And not just static, says director Bill Condon: “You had this extraordinary situation for an actor in the last few days of rehearsal, where he is channeling Assange at the same time as the real Assange is begging him to drop out of the film. You can imagine what pressure that put on him. But he handled it with remarkable grace and tenacity.”
Cumberbatch grew up middle-class in London but attended Harrow. His parents wanted him to be a barrister, though they are actors; instead, their son fell in love with the craft while backstage at one of mother Wanda Ventham‘s plays. Instead of plunging into acting when he left Harrow, however — and before studying drama at Manchester — he spent months teaching in a Tibetan monastery.
“It was very lonely at times but also inclusive,” he says. “There was this incredible experience of just for the first time properly thinking, ‘Oh my God! There’s so much going on in there.’ ” Cumberbatch still meditates, but “10 minutes every other week, practically. It’s very sporadic.

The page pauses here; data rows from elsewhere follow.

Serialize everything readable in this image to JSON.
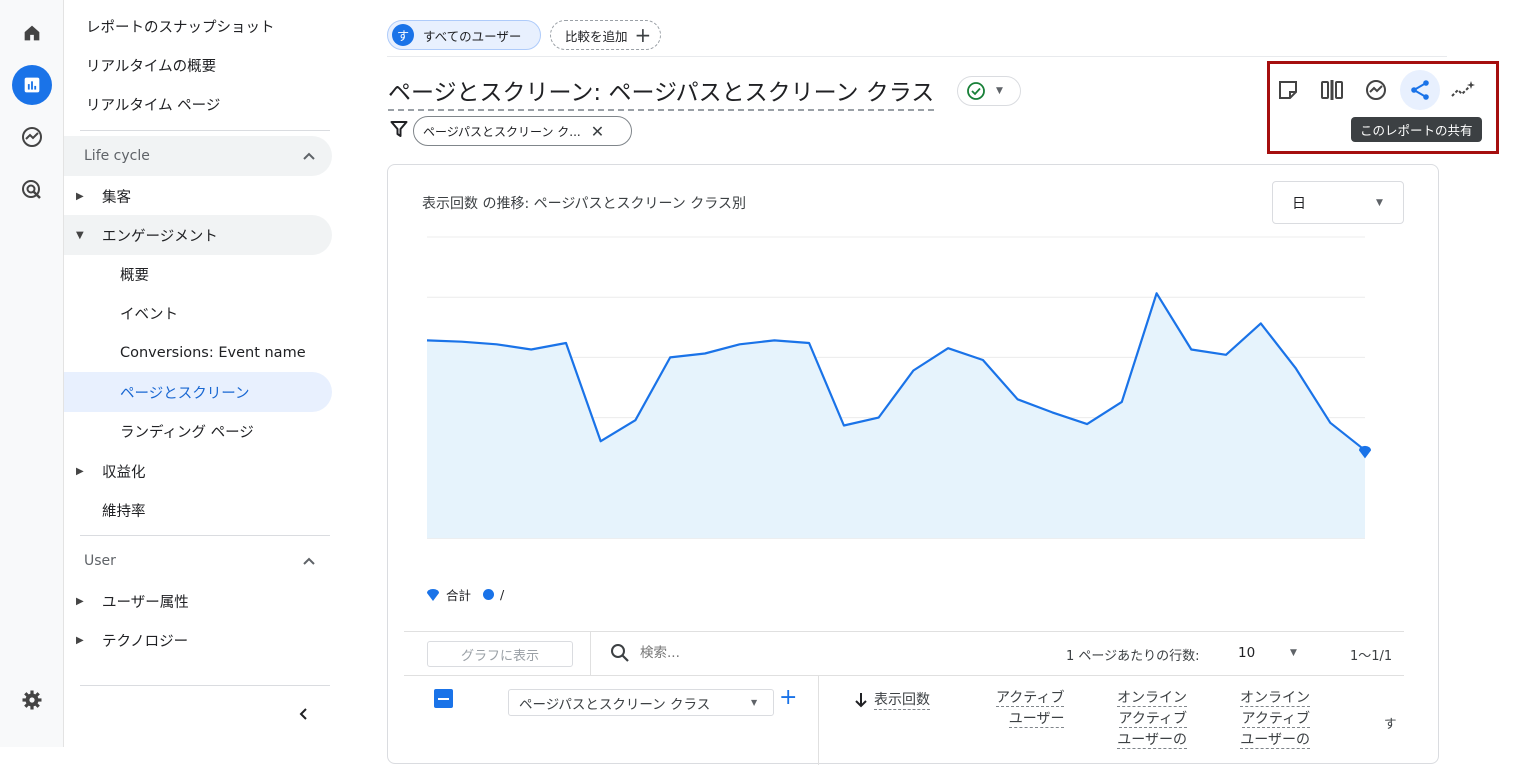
{
  "nav": {
    "top_items": [
      "レポートのスナップショット",
      "リアルタイムの概要",
      "リアルタイム ページ"
    ],
    "lifecycle_label": "Life cycle",
    "lifecycle": {
      "acquisition": "集客",
      "engagement": "エンゲージメント",
      "engagement_children": [
        "概要",
        "イベント",
        "Conversions: Event name",
        "ページとスクリーン",
        "ランディング ページ"
      ],
      "monetization": "収益化",
      "retention": "維持率"
    },
    "user_label": "User",
    "user": {
      "demographics": "ユーザー属性",
      "technology": "テクノロジー"
    }
  },
  "header": {
    "segment_avatar": "す",
    "segment_chip": "すべてのユーザー",
    "add_compare": "比較を追加",
    "title": "ページとスクリーン: ページパスとスクリーン クラス",
    "filter_chip": "ページパスとスクリーン ク...",
    "share_tooltip": "このレポートの共有"
  },
  "chart_card": {
    "title": "表示回数 の推移: ページパスとスクリーン クラス別",
    "granularity": "日",
    "legend": [
      {
        "label": "合計",
        "color": "#1a73e8",
        "marker": "teardrop"
      },
      {
        "label": "/",
        "color": "#1a73e8",
        "marker": "dot"
      }
    ]
  },
  "chart_data": {
    "type": "area",
    "title": "表示回数 の推移: ページパスとスクリーン クラス別",
    "xlabel": "",
    "ylabel": "",
    "grid": true,
    "series_color": "#1a73e8",
    "fill_color": "#e6f3fc",
    "x": [
      1,
      2,
      3,
      4,
      5,
      6,
      7,
      8,
      9,
      10,
      11,
      12,
      13,
      14,
      15,
      16,
      17,
      18,
      19,
      20,
      21,
      22,
      23,
      24,
      25,
      26,
      27,
      28
    ],
    "values": [
      60.5,
      60,
      59,
      57,
      59.5,
      22,
      30,
      54,
      55.5,
      59,
      60.5,
      59.5,
      28,
      31,
      49,
      57.5,
      53,
      38,
      33,
      28.5,
      37,
      78.5,
      57,
      55,
      67,
      50,
      29,
      18.5
    ],
    "ylim": [
      -15,
      100
    ]
  },
  "table": {
    "plot_button": "グラフに表示",
    "search_placeholder": "検索...",
    "rows_per_page_label": "1 ページあたりの行数:",
    "rows_per_page_value": "10",
    "pagination": "1〜1/1",
    "dimension_select": "ページパスとスクリーン クラス",
    "col_views": "表示回数",
    "col_active_users": [
      "アクティブ",
      "ユーザー"
    ],
    "col_online1": [
      "オンライン",
      "アクティブ",
      "ユーザーの"
    ],
    "col_online2": [
      "オンライン",
      "アクティブ",
      "ユーザーの"
    ],
    "col_cut": "す"
  }
}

But I do still try.”
It’s unclear what direction Cumberbatch’s career will follow outside Sherlock, for which he’s committed to another season after the current one (he claims he does not know how long he’ll continue beyond that). Regardless, he seems poised to become one of Britain’s most memorable actors.
He’s had his tentpole movies, with Star Trek and a voice part as Smaug in Peter Jackson‘s Hobbit trilogy, while continuing to embrace smaller, character-driven projects. He appears in 12 Years a Slave (which screened in Toronto, to rave reviews, along with Estate) and The Weinstein Co.’s August: Osage County. In the former, he plays a sympathetic slave owner; in the latter, the bullied son of Chris Cooper.

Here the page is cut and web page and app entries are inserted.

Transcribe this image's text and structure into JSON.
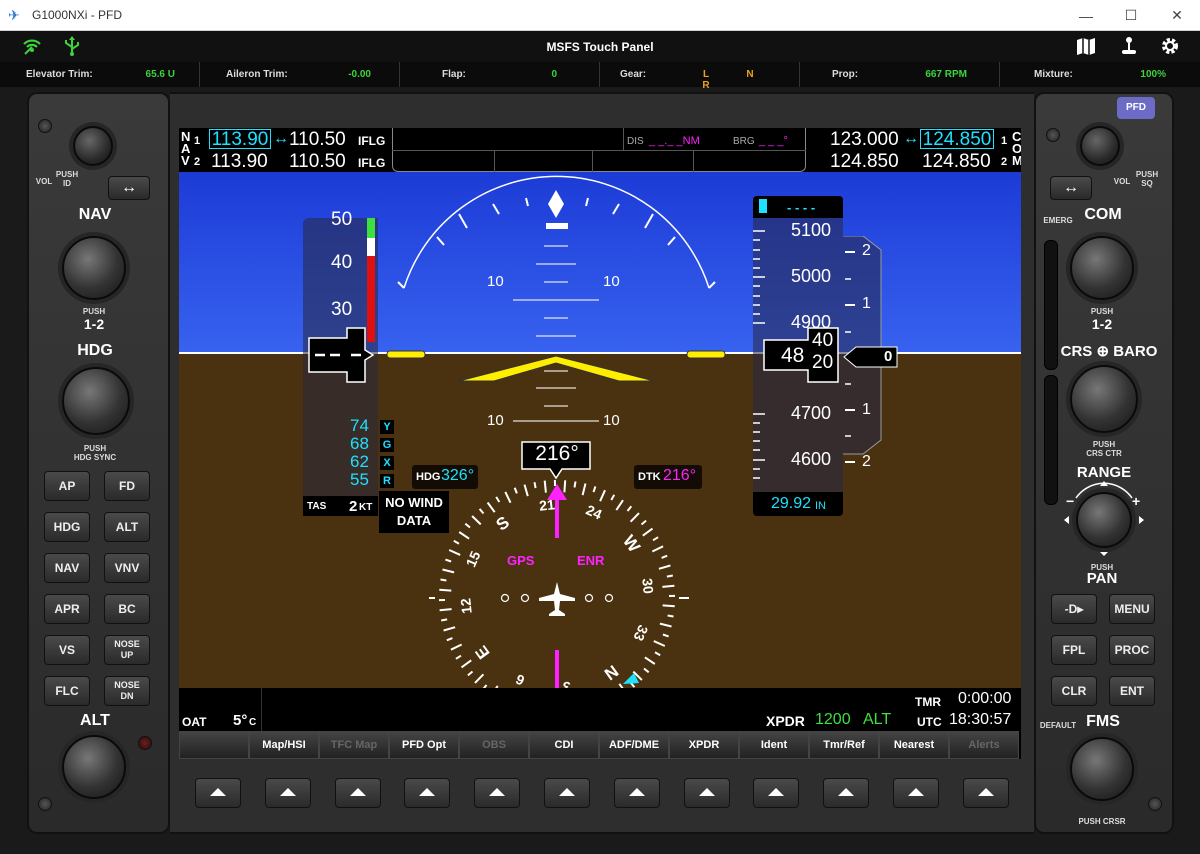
{
  "window": {
    "title": "G1000NXi - PFD",
    "minimize": "—",
    "maximize": "☐",
    "close": "✕"
  },
  "toolbar": {
    "title": "MSFS Touch Panel"
  },
  "status": {
    "elevator_trim_label": "Elevator Trim:",
    "elevator_trim_value": "65.6 U",
    "aileron_trim_label": "Aileron Trim:",
    "aileron_trim_value": "-0.00",
    "flap_label": "Flap:",
    "flap_value": "0",
    "gear_label": "Gear:",
    "gear_values": [
      "L",
      "N",
      "R"
    ],
    "prop_label": "Prop:",
    "prop_value": "667 RPM",
    "mixture_label": "Mixture:",
    "mixture_value": "100%"
  },
  "left_bezel": {
    "vol_label": "VOL",
    "push_id_label": "PUSH\nID",
    "nav_label": "NAV",
    "push_12_label": "PUSH",
    "n12": "1-2",
    "hdg_label": "HDG",
    "push_hdg_sync": "PUSH\nHDG SYNC",
    "alt_label": "ALT",
    "buttons": [
      {
        "id": "ap",
        "label": "AP"
      },
      {
        "id": "fd",
        "label": "FD"
      },
      {
        "id": "hdg",
        "label": "HDG"
      },
      {
        "id": "alt",
        "label": "ALT"
      },
      {
        "id": "nav",
        "label": "NAV"
      },
      {
        "id": "vnv",
        "label": "VNV"
      },
      {
        "id": "apr",
        "label": "APR"
      },
      {
        "id": "bc",
        "label": "BC"
      },
      {
        "id": "vs",
        "label": "VS"
      },
      {
        "id": "nose-up",
        "label": "NOSE\nUP"
      },
      {
        "id": "flc",
        "label": "FLC"
      },
      {
        "id": "nose-dn",
        "label": "NOSE\nDN"
      }
    ]
  },
  "right_bezel": {
    "pfd_label": "PFD",
    "vol_label": "VOL",
    "push_sq_label": "PUSH\nSQ",
    "emerg_label": "EMERG",
    "com_label": "COM",
    "push_label": "PUSH",
    "n12": "1-2",
    "crs_baro_label": "CRS ⊕ BARO",
    "push_crs_ctr": "PUSH\nCRS CTR",
    "range_label": "RANGE",
    "push_pan": "PUSH",
    "pan_label": "PAN",
    "fms_label": "FMS",
    "default_label": "DEFAULT",
    "push_crsr": "PUSH CRSR",
    "buttons": [
      {
        "id": "direct-to",
        "label": "-D▸"
      },
      {
        "id": "menu",
        "label": "MENU"
      },
      {
        "id": "fpl",
        "label": "FPL"
      },
      {
        "id": "proc",
        "label": "PROC"
      },
      {
        "id": "clr",
        "label": "CLR"
      },
      {
        "id": "ent",
        "label": "ENT"
      }
    ]
  },
  "pfd": {
    "nav1_tag": "N",
    "nav_a": "A",
    "nav_v": "V",
    "nav1_idx": "1",
    "nav2_idx": "2",
    "nav1_active": "113.90",
    "nav1_standby": "110.50",
    "nav1_ident": "IFLG",
    "nav2_active": "113.90",
    "nav2_standby": "110.50",
    "nav2_ident": "IFLG",
    "dis_label": "DIS",
    "dis_value": "_ _._ _NM",
    "brg_label": "BRG",
    "brg_value": "_ _ _°",
    "com1_active": "123.000",
    "com1_standby": "124.850",
    "com1_idx": "1",
    "com1_tag": "C",
    "com2_active": "124.850",
    "com2_standby": "124.850",
    "com2_idx": "2",
    "com2_tag": "M",
    "com_o": "O",
    "pitch_labels": [
      "10",
      "10",
      "10",
      "10"
    ],
    "airspeed_ticks": [
      "50",
      "40",
      "30"
    ],
    "airspeed_value": "",
    "vspeeds": [
      {
        "value": "74",
        "tag": "Y"
      },
      {
        "value": "68",
        "tag": "G"
      },
      {
        "value": "62",
        "tag": "X"
      },
      {
        "value": "55",
        "tag": "R"
      }
    ],
    "tas_label": "TAS",
    "tas_value": "2",
    "tas_unit": "KT",
    "wind_text": "NO WIND\nDATA",
    "selected_alt": "- - - -",
    "alt_ticks": [
      "5100",
      "5000",
      "4900",
      "4700",
      "4600"
    ],
    "alt_current_big": "48",
    "alt_roll_top": "40",
    "alt_roll_bottom": "20",
    "vsi_scale": [
      "2",
      "1",
      "1",
      "2"
    ],
    "vsi_value": "0",
    "baro_value": "29.92",
    "baro_unit": "IN",
    "hdg_bug_label": "HDG",
    "hdg_bug_value": "326°",
    "heading_value": "216°",
    "dtk_label": "DTK",
    "dtk_value": "216°",
    "compass_labels": [
      "21",
      "24",
      "W",
      "30",
      "33",
      "N",
      "3",
      "6",
      "E",
      "12",
      "15",
      "S"
    ],
    "gps_label": "GPS",
    "enr_label": "ENR",
    "oat_label": "OAT",
    "oat_value": "5°",
    "oat_unit": "C",
    "xpdr_label": "XPDR",
    "xpdr_code": "1200",
    "xpdr_mode": "ALT",
    "tmr_label": "TMR",
    "tmr_value": "0:00:00",
    "utc_label": "UTC",
    "utc_value": "18:30:57"
  },
  "softkeys": [
    {
      "id": "blank",
      "label": "",
      "dim": false
    },
    {
      "id": "map-hsi",
      "label": "Map/HSI",
      "dim": false
    },
    {
      "id": "tfc-map",
      "label": "TFC Map",
      "dim": true
    },
    {
      "id": "pfd-opt",
      "label": "PFD Opt",
      "dim": false
    },
    {
      "id": "obs",
      "label": "OBS",
      "dim": true
    },
    {
      "id": "cdi",
      "label": "CDI",
      "dim": false
    },
    {
      "id": "adf-dme",
      "label": "ADF/DME",
      "dim": false
    },
    {
      "id": "xpdr",
      "label": "XPDR",
      "dim": false
    },
    {
      "id": "ident",
      "label": "Ident",
      "dim": false
    },
    {
      "id": "tmr-ref",
      "label": "Tmr/Ref",
      "dim": false
    },
    {
      "id": "nearest",
      "label": "Nearest",
      "dim": false
    },
    {
      "id": "alerts",
      "label": "Alerts",
      "dim": true
    }
  ],
  "colors": {
    "sky": "#2a4ae0",
    "ground": "#4a3210",
    "cyan": "#1ee0ff",
    "magenta": "#ff22ff",
    "green": "#3ee03e",
    "gear_orange": "#f0a020"
  }
}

Although his work on 12 Years was fleeting, director Steve McQueen was impressed. “There’s a dignity to him, a correctness,” he says. “He’s a real gentleman, and there aren’t a lot of them about. There’s also a Britishness to him that is very old-fashioned, and I don’t mean in a stuffy way — in a real, welcoming way. We haven’t seen people like that in a long time.”
Cumberbatch says he’d like to appear in a feature film that Gary Oldman is planning to direct but is circumspect regarding questions about the next Star Wars film, despite rumors that he will join its cast: “I don’t know. Who knows, who knows? Nothing is known of that. I worked with J.J. [Abrams, who directed Star Trek Into Darkness and now is prepping Episode VII]. Obviously, he knows. Everyone who wants to be part of that film, they know about.”

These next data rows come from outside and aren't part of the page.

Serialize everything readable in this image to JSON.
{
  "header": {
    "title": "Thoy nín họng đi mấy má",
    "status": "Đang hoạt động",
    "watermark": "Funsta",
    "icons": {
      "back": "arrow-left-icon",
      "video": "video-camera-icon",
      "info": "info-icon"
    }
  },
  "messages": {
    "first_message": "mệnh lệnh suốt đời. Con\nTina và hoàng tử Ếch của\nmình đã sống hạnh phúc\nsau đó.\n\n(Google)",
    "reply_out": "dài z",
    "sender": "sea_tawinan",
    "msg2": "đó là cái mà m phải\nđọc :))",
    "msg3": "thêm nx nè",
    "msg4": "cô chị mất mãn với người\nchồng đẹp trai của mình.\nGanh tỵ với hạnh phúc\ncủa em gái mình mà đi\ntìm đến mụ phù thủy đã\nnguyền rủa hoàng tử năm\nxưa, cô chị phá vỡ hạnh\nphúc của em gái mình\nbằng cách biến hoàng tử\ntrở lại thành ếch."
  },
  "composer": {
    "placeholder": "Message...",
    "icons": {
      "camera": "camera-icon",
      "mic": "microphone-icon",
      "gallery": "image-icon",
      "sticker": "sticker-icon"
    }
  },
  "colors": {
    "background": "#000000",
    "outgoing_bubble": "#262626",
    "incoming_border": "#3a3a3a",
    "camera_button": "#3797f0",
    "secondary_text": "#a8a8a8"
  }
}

He is adamant that Star Wars had nothing to do with his recent decision to pull out of Guillermo del Toro‘s Crimson Peak. “Absolutely not. No, no, no, no. That was nothing to do with it at all. [It was] between me and Guillermo, to be honest. It was amicable, and that’s all I’m going to say.”
Questions like these are likely to dominate Cumberbatch’s life for the foreseeable future. Whether he is ready to answer them is another matter.
If he wants to be a major star, he may have to, like it or not. And right now, Cumberbatch seems torn about the future, ambivalent toward the lure of stardom and more drawn to the less ephemeral.
“Sometimes as an actor you’re looking for the infinite,” he says. “If you can hold that, if you can remember that in the chaos, [it will] anchor you and give you grace and ease.”
This is the better half of Cumberbatch, the part that makes him appealing. But then his defensiveness returns.
As he heads back to the set, where he has just days to wrap Sherlock before flying to Toronto for the Fifth Estate screening, he reminds me bluntly not to leave out the end of his experience in South Africa, when that stranger came to his aid.
“Everything has to be reduced [in an article]; that’s the nature of it,” he says. “But don’t tell me, after I’ve given you all of this, that that’s not important to you, and it won’t end up in the story. Because that means a lot to me. You know?”